Texas Gas Service, as well as other utilities throughout Texas that provide natural gas to consumers and businesses, is asking the Texas Railroad Commission to allow it to put a surcharge on customers’ bills in order to pay for natural gas used during Winter Storm Uri. TGS filed its application with the commission to recover costs of the storm on July 30.
Consumer advocate Paul Robbins, who has studied documents filed with the commission, has concluded that the gas companies are seeking an order that will allow them to add about $5 a month to customers’ bills for 10 years. Larry Graham, manager of regulatory affairs for TGS, declined to offer an estimate of the cost to consumers.
According to an analysis by Bloomberg News, because of Texas’ unregulated market, natural gas producers – as opposed to companies that sell gas to consumers – made $11 billion in just five days during the unprecedented winter storm.
Although TGS and the other gas companies that provide gas to consumers each filed a separate request for a hearing on their securitization case, all the cases have been consolidated. More than 50 cities throughout the state have joined a coalition to intervene in the case before the commission. Central Texas cities that have joined the Texas Cities Alliance include West Lake Hills, Taylor, Goliad and Killeen.
While Austin is not on the list, city officials confirmed late Monday that Austin has joined in intervening on the matter. Thomas Brocato, the lead attorney representing the alliance of cities, told the Austin Monitor that other cities still have time to join the coalition.
Graham insists that the matter before the Railroad Commission is not a “rate case,” but a proceeding to allow securitization financing. As he explained, under Texas House Bill 1520 the gas companies will be able to extend the period of time during which they can recover costs associated with Winter Storm Uri.
According to documents filed with the commission, charges for natural gas during the winter storm left TGS with about $290 million in debt. Robbins said all told, the companies that provide gas service directly to consumers have more than $3.6 billion in fuel debt that they want to securitize.

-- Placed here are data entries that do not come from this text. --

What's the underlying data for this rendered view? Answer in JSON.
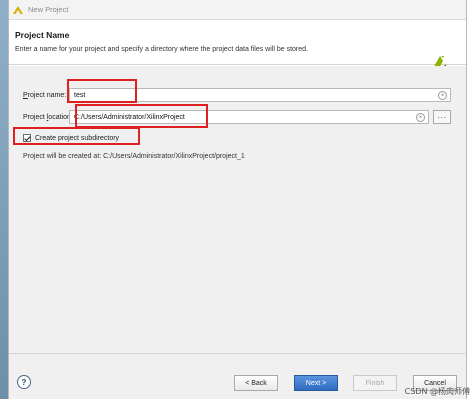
{
  "window": {
    "title": "New Project"
  },
  "header": {
    "title": "Project Name",
    "description": "Enter a name for your project and specify a directory where the project data files will be stored."
  },
  "form": {
    "project_name": {
      "label_prefix": "",
      "label_underlined": "P",
      "label_rest": "roject name:",
      "value": "test"
    },
    "project_location": {
      "label_prefix": "Project ",
      "label_underlined": "l",
      "label_rest": "ocation:",
      "value": "C:/Users/Administrator/XilinxProject",
      "browse_label": "···"
    },
    "create_subdirectory": {
      "label": "Create project subdirectory",
      "checked": true
    },
    "path_note": "Project will be created at: C:/Users/Administrator/XilinxProject/project_1"
  },
  "footer": {
    "help_label": "?",
    "back_label": "< Back",
    "next_label": "Next >",
    "finish_label": "Finish",
    "cancel_label": "Cancel"
  },
  "watermark": "CSDN @杨肉师傅",
  "colors": {
    "highlight": "#e02020",
    "primary_button": "#2f6cc0",
    "logo": "#8cb400"
  }
}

Graham said, “The price at that moment in time went berserk … it happened to every gas utility in the state of Texas. Our company had to take a big loan out to pay the bill.”
As Graham explained, under the legislation signed by the governor in June, the commission will decide the amount to be recovered by each gas utility. After the commission determines the amount each company can finance, it will issue a financing order directing the Texas Public Finance Authority “to issue customer rate relief bonds.” The commission has 90 days to issue the financing order and the state financing authority has 180 days to issue the bonds.
Graham said via email, “Securitization is expected to provide a lower monthly cost compared to recovery over nine months through the existing cost of gas clause tariffs in Texas Gas Service’s service areas.” In other words, customers’ bills would be much higher if the gas company attempted to recover its costs through existing agreements.
Graham concluded, “We empathize with our customers’ concerns about higher bills and want to assure them that we are working on their behalf. As a fully regulated utility, our current tariffs would have us recover the amount over only a nine-month period. We believe that securitization is the best option for helping our customers by extending the period to recover the extraordinary costs from Winter Storm Uri. Additionally, as a distribution company, we do not profit on the cost of gas.”
The Texas Legislature has taken no action to ensure that the same scenario will not recur.